This now (mostly) concludes the food portion of this post. Here are a collection of photos from our weekend trip in Nara, a quaint, easy to navigate city outside Kyoto that is now one of my favorite places in Japan. We also took a side trip to Akame Shiju-hattaki Falls, a beautiful forest about an hour outside of Nara for a day of hiking and waterfalls.

Nara's most famous temple, Todai-ji, was built in 745 and houses Japan's largest bronze statue, a 15 meter tall Buddha perched on a lotus flower.
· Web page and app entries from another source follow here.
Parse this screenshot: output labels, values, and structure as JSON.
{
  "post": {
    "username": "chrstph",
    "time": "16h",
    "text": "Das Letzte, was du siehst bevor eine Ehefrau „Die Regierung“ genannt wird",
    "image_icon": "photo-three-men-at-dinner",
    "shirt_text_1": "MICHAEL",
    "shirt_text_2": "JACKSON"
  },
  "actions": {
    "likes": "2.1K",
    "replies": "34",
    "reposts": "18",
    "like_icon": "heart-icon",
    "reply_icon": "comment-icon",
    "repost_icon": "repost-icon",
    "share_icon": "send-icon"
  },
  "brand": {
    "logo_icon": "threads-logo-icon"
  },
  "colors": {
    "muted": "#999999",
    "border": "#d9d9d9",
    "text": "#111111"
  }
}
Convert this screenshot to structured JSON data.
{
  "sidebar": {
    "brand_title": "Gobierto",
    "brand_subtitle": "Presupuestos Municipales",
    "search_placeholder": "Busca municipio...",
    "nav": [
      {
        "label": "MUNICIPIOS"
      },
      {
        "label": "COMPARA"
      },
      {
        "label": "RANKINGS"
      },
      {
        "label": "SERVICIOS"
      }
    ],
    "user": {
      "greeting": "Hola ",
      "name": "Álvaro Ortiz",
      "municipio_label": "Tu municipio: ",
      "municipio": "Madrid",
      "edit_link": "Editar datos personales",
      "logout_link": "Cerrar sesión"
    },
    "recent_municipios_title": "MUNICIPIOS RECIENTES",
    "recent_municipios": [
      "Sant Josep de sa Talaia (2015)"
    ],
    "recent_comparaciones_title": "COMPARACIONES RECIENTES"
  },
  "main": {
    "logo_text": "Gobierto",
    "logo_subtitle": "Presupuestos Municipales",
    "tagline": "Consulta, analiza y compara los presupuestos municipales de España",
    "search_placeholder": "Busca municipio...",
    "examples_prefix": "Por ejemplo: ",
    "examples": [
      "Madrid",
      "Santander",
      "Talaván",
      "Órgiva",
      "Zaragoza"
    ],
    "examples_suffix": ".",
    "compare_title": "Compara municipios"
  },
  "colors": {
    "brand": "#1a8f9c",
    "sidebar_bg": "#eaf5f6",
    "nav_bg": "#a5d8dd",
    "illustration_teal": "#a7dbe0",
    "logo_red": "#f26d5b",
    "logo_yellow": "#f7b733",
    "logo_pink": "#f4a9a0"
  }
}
In person, it is truly a beautiful and mesmerizing piece that is hard to walk away from.

The cherry blossoms were already blooming.

Nara is famous for a huge, sprawling park that is home to thousands of free roaming deer and just as many moss covered stone lanterns.
Class photo day! 

 One of Akame Shiju-hattaki's 48 waterfalls.

Every city, town and village in Japan seems to have it's own culinary specialty, even if it's just a very slight variation on a popular national dish. This old gal is serving up one of the best sweets Kate and I have tasted in Japan. It's a delicious twist on taiyaki, typically a little fish-shaped cake made of pancake batter and filled with adzuki bean paste. In this case the batter was sweet potato puree. It was soft, creamy, sweet and earthy. Perfect with a cup of tea, or in my perfect world, a glass of milk.


  1. What are those lil pancakes shaped as? Little people? Yum! Now I wish we would of been able to stop in Nara after our Kyoto trip, looks awesome!

  2. Love it! Oh and hahaha on you being the foreigner taking pictures of cherry blossoms. :-)

  3. So, completely unrelated to this post....have you seen a silly movie called Ramen Girl? It stars Brittany Murphy, so, to speak ill of the dead, you really can't expect much...but it was a charming story about a girl in Japan who learns to make ramen...I don't know you at all, but I totally thought of you the entire time I watched it!

  4. Smuttle: Yes, little warriors I think! Delicious little warriors.

    Moonrover: Dude, it is SO not just a foreigner thing! Japanese people are obsessed with cherry blossoms. They only last about 2 weeks at best, so they are as camera happy as I've been!

    Kim: I suppose I have to see this movie. You are probably the 4th person who has recommended it to me!